World Identity Network plans to link blockchain with identity
04 August 2017 06:58 GMT

A global identity initiative launched last week is planning to link identity with blockchain technology.

The World Identity Network says it aims to leverage distributed ledger technology, better known as blockchain, to catalyze progress toward universal identification

The group, launched on Virgin Group founder Sir Richard Branson’s Necker Island on 28 July, says its key objective is to catalyze progress towards universal ID and robust, secure, digital identification systems using 21st century technology solutions, such as the distributed ledger technology (DLT).

“The use cases of blockchain and distributed ledger technologies are diverse, with stronger value-add in developing countries,” Mariana Dahan, a former World Bank official and driving force behind the Identification for Development agenda who will lead the World Identity Network initiative, told Devex. “Blockchain’s disintermediating potential is being tried out for land property titles, finance for small and medium-sized enterprises, e-governance, voting, and the big one, digital identity. Much of this has the potential to leapfrog billions of people into a new era — in parallel to the way that mobile phones helped them leapfrog over landlines.”

Dahan explained to Devex that while currency changes are the most widely known use case for blockchain technology, the topics discussed at the blockchain summit extended to global development.

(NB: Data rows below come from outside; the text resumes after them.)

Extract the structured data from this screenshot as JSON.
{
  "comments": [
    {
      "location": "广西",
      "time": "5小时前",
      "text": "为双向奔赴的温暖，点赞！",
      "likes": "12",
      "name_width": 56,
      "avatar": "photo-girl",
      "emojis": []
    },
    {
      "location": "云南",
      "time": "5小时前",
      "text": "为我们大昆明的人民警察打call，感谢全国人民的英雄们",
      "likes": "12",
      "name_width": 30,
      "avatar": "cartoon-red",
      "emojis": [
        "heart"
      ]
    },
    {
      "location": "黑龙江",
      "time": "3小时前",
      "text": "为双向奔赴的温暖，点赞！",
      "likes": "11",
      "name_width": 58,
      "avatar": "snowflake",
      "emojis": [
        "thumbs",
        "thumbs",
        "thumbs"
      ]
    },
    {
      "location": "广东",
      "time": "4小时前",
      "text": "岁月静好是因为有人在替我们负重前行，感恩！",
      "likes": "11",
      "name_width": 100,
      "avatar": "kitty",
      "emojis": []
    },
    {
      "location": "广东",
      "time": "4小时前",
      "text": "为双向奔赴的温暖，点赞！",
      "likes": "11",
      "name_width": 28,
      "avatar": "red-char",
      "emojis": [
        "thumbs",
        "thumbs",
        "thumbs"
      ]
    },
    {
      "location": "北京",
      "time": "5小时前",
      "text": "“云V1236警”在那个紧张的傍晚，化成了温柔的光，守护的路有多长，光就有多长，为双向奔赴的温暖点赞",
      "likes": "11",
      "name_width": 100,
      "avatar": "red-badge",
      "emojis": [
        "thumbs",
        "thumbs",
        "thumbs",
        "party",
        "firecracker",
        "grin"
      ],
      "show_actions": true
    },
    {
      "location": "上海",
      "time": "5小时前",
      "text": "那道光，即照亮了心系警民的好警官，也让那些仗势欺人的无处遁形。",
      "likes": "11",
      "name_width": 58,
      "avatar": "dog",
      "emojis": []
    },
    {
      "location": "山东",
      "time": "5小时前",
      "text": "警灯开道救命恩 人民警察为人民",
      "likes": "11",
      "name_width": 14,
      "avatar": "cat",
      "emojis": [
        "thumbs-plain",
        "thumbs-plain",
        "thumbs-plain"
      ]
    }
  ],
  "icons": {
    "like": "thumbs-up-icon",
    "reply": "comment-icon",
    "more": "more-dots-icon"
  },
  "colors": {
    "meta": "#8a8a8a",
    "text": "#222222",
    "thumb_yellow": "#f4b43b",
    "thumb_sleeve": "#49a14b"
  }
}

Blockchain is an unchangeable system of recordkeeping that is seeing a growing use well beyond financial transactions. Data is copied on multiple servers or computers and encrypted into blocks, which are then linked by hashes to previous blocks. This allows the system to reject any non-valid transactions. On a public blockchain, the data that is stored can be seen and verified by all parties, and because they know the data is unchangeable and verified by the system, they can transact directly and securely with a trusted system, replacing third-party intermediaries without the parties needing to trust each other.